How Wineries Can Leverage Data
Perhaps because it's so often discussed alongside such topics as machine learning and artificial intelligence (AI), but when we talk about data, we do so almost esoterically. As if referring to arcane knowledge that can only be aggregated, analyzed, and acted upon by practitioners of the dark arts — or software engineers, as they’re sometimes called. This, however, is far from the case.
By definition, data is individual facts, statistics, or items of information. Entities generate it almost by virtue of their very existence and collect it as a matter of course during even the briefest of interactions. You've probably already begun amassing some, even if you haven't realized it yet. It may not be readily evident what to do with large volumes once you do, especially in the case of small web-based business, wineries included, which often lack a formal analytics infrastructure. The good news is that this type of infrastructure isn’t needed to get started.
Here are three ways wineries can leverage data they've probably already collected to work for them and their customers.
This is one of the most common areas in which businesses employ insights gleaned from analyzing existing data, and for good reason. Customization lets you give customers the individual treatment they deserve even in the absence of a single exchange of words — think product recommendations based on purchase history. A customer’s order history may seem like an obvious place to start, but this mustn’t be misconstrued as having only obvious conclusions to offer, as doing such could blind you to any number of deeper insights.
Consider a customer who shops with you on a near monthly basis but only buys a rosé once a year if at all. A logical but hasty course of action might be to only rarely if ever recommend this customer rosé. This, however, would be a mistake. Data typically provides the richest insights when aggregated. What if the customer only buys the rosé in April? What if he always specifies a gift message? Factoring in these points, a new course of action that adds value for both you and your customer, might be to send him a discount on a trio of rosés or branded glasses at the end of March, and perhaps offer to remind him, should he purchase the gift, to make a similar order the same time next year.
That is the true value of analytics: not just having the data but deriving insights from them that lead to sound decisions that benefit both you and your customer. It doesn’t matter much if those insights come from pivot tables and spreadsheets or an AI in the cloud.
Learn more about personalization and connecting to your customers in The Evolving Wine Buyer in a Subscription Economy.
If your winery has a website, there’s a good chance you’ve at least heard about site analytics. Programs, like Google Analytics, provide insight into how visitors behave while on the site. This information has considerable value, but just as important is finding out how customers arrived at your site in the first place. Tools can tell you where your visitors come from, but only you will know what to do with these insights.
For instance, if you experience a surge in site visitors from a guest post on an industry blog, you might decide to post more or explore similar topics.

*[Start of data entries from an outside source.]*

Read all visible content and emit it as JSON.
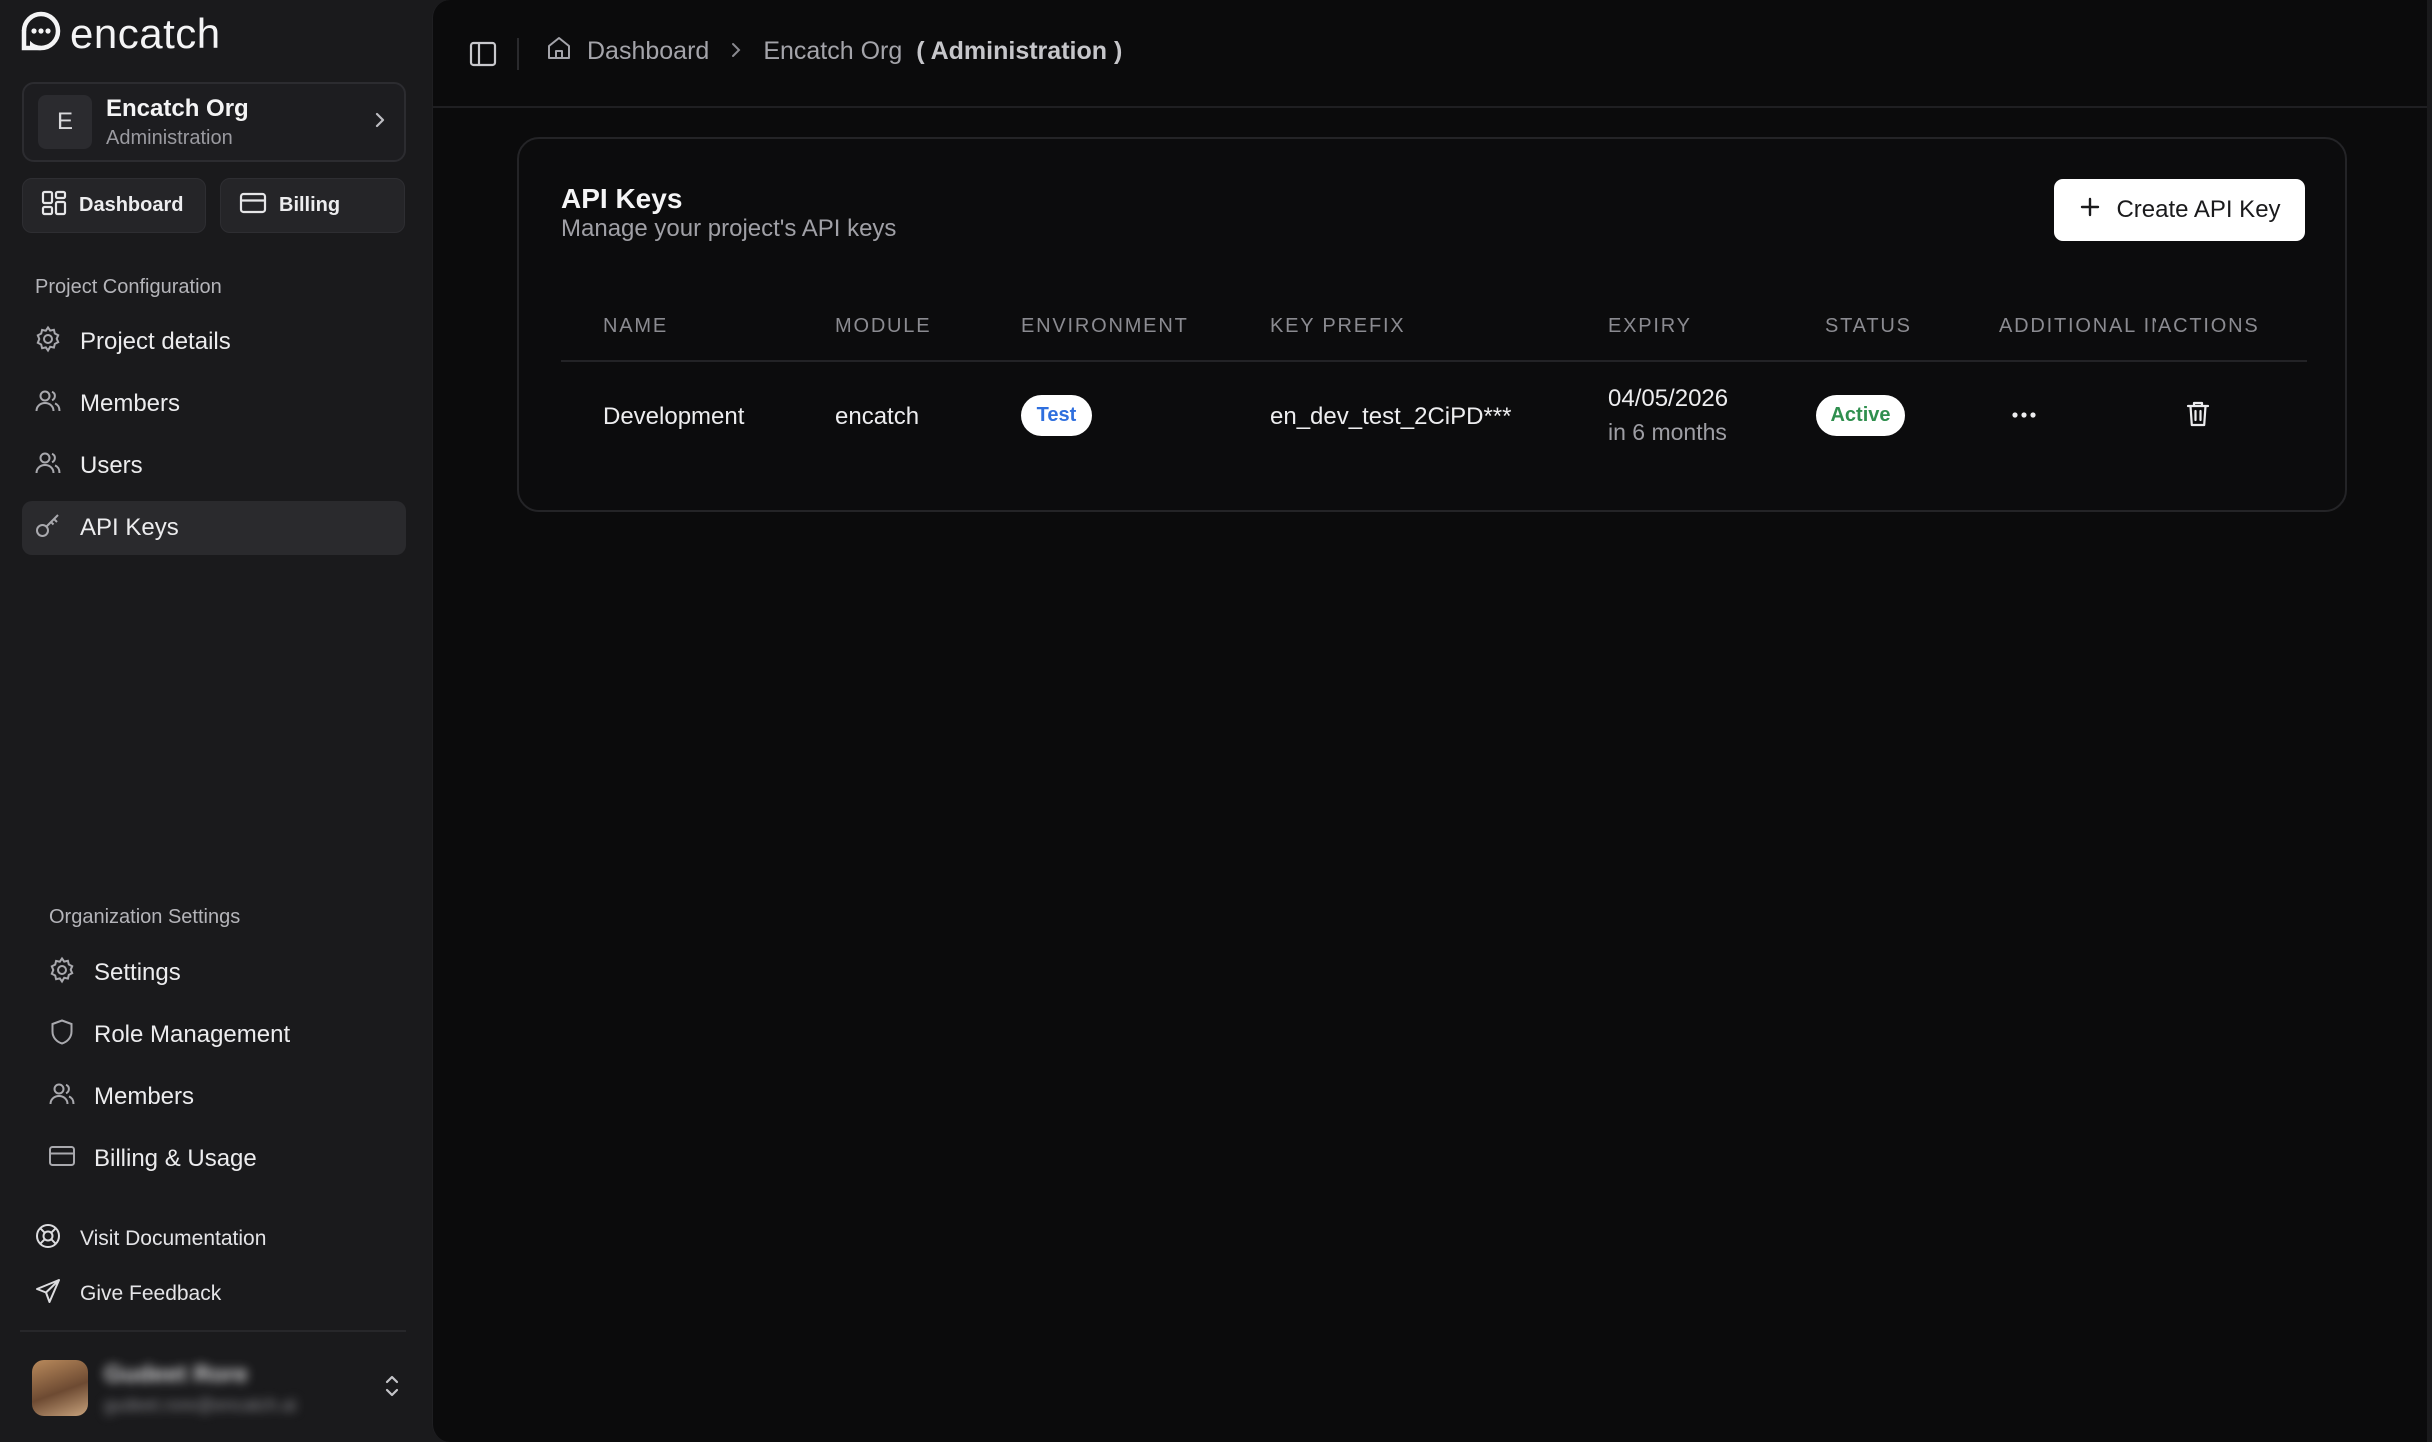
{
  "brand": {
    "name": "encatch",
    "logo_icon": "chat-bubble-logo-icon"
  },
  "org": {
    "initial": "E",
    "name": "Encatch Org",
    "role": "Administration"
  },
  "quick_nav": [
    {
      "label": "Dashboard",
      "icon": "grid-icon"
    },
    {
      "label": "Billing",
      "icon": "credit-card-icon"
    }
  ],
  "project_config": {
    "title": "Project Configuration",
    "items": [
      {
        "label": "Project details",
        "icon": "gear-icon",
        "active": false
      },
      {
        "label": "Members",
        "icon": "users-icon",
        "active": false
      },
      {
        "label": "Users",
        "icon": "users-icon",
        "active": false
      },
      {
        "label": "API Keys",
        "icon": "key-icon",
        "active": true
      }
    ]
  },
  "org_settings": {
    "title": "Organization Settings",
    "items": [
      {
        "label": "Settings",
        "icon": "gear-icon"
      },
      {
        "label": "Role Management",
        "icon": "shield-icon"
      },
      {
        "label": "Members",
        "icon": "users-icon"
      },
      {
        "label": "Billing & Usage",
        "icon": "credit-card-icon"
      }
    ]
  },
  "footer_links": [
    {
      "label": "Visit Documentation",
      "icon": "lifebuoy-icon"
    },
    {
      "label": "Give Feedback",
      "icon": "send-icon"
    }
  ],
  "user": {
    "name": "Gudeet Rore",
    "email": "gudeet.rore@encatch.ai"
  },
  "breadcrumb": {
    "home_label": "Dashboard",
    "org_label": "Encatch Org",
    "org_role": "( Administration )"
  },
  "api_keys": {
    "title": "API Keys",
    "subtitle": "Manage your project's API keys",
    "create_label": "Create API Key",
    "columns": [
      "NAME",
      "MODULE",
      "ENVIRONMENT",
      "KEY PREFIX",
      "EXPIRY",
      "STATUS",
      "ADDITIONAL INFO",
      "ACTIONS"
    ],
    "rows": [
      {
        "name": "Development",
        "module": "encatch",
        "environment": "Test",
        "key_prefix": "en_dev_test_2CiPD***",
        "expiry_date": "04/05/2026",
        "expiry_relative": "in 6 months",
        "status": "Active"
      }
    ]
  },
  "colors": {
    "sidebar_bg": "#1a1a1c",
    "main_bg": "#0b0b0c",
    "env_badge_text": "#2f6fde",
    "status_badge_text": "#2f8f4e"
  }
}
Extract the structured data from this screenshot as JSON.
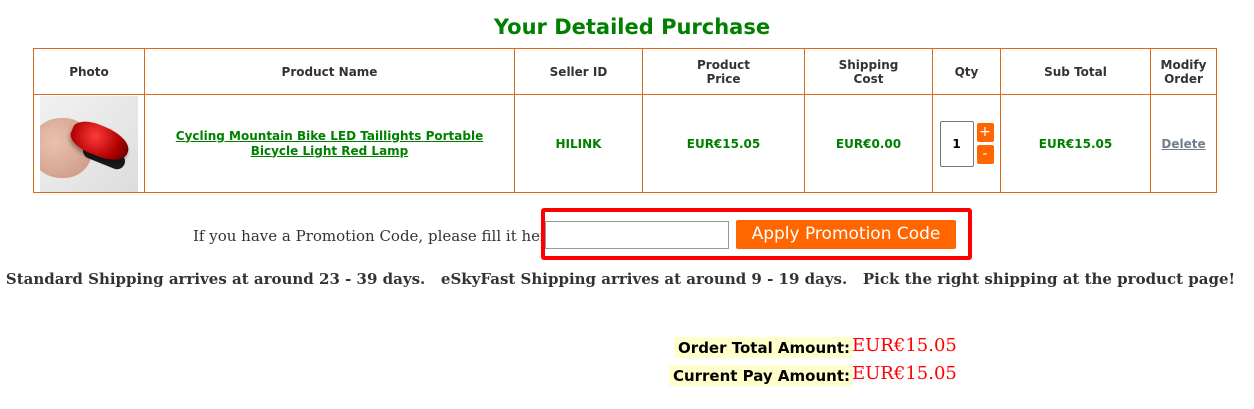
{
  "page": {
    "title": "Your Detailed Purchase"
  },
  "table": {
    "headers": {
      "photo": "Photo",
      "product_name": "Product Name",
      "seller_id": "Seller ID",
      "product_price_1": "Product",
      "product_price_2": "Price",
      "shipping_cost_1": "Shipping",
      "shipping_cost_2": "Cost",
      "qty": "Qty",
      "sub_total": "Sub Total",
      "modify_1": "Modify",
      "modify_2": "Order"
    },
    "row": {
      "photo_alt": "bike-taillight-photo",
      "product_name": "Cycling Mountain Bike LED Taillights Portable Bicycle Light Red Lamp",
      "seller_id": "HILINK",
      "product_price": "EUR€15.05",
      "shipping_cost": "EUR€0.00",
      "qty": "1",
      "qty_plus": "+",
      "qty_minus": "-",
      "sub_total": "EUR€15.05",
      "delete_label": "Delete"
    }
  },
  "promo": {
    "label": "If you have a Promotion Code, please fill it here",
    "input_value": "",
    "apply_label": "Apply Promotion Code"
  },
  "shipping_note": "Standard Shipping arrives at around 23 - 39 days.   eSkyFast Shipping arrives at around 9 - 19 days.   Pick the right shipping at the product page!",
  "totals": {
    "order_total_label": "Order Total Amount:",
    "order_total_value": "EUR€15.05",
    "current_pay_label": "Current Pay Amount:",
    "current_pay_value": "EUR€15.05"
  },
  "colors": {
    "title_green": "#008000",
    "accent_orange": "#ff6600",
    "table_border": "#d2691e",
    "highlight_red": "#ff0000",
    "total_label_bg": "#ffffcc"
  }
}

On the other hand, if you pay exorbitant prices for banner ads but most of your site’s first-time visitors are referred by a search engine, it’s up to you to decide if this means you should cancel the ad. It’s important to remember, though, that aggregate data tends to tell a more complete story. In the above scenario, it would be helpful to know if of the visitors referred by the ad, what percent of them went on to make a purchase?
Again, the value of data is not in merely having it but gleaning from it new and actionable insights. The “actionable” part is important; until those insights are turned into actions, they amount to little more than the 1s and 0s they once were. Of course, this is not to say that the “new” part is any less important. People are complicated and mercurial; even if you’re already using a data-driven decision model, it is a virtual given that patterns and trends remain that have yet to be discovered even as established ones are bucked and overturned. For this reason, continual exploration of your data within the new context are just as important as the initial analysis. Every winery and brewery — every business, arguably — must keep stride with their customers or else risk losing them. That said, with data and analytics becoming more accessible than ever, big and small businesses alike are perhaps better equipped to do all this now than ever before.
Learn more about the technology behind VineSpring in A Focus on the Hub-and-Spoke Model.
Without a formal analytics infrastructure, even the tiniest brewery or winery can still glean actionable insights out of their data. Whether it has been intentional or not, you already have data at your fingertips that can help your business customize, economize, and explore.
To learn more about VineSpring software developer and author of this post, Parker McDade, check out this interview with her.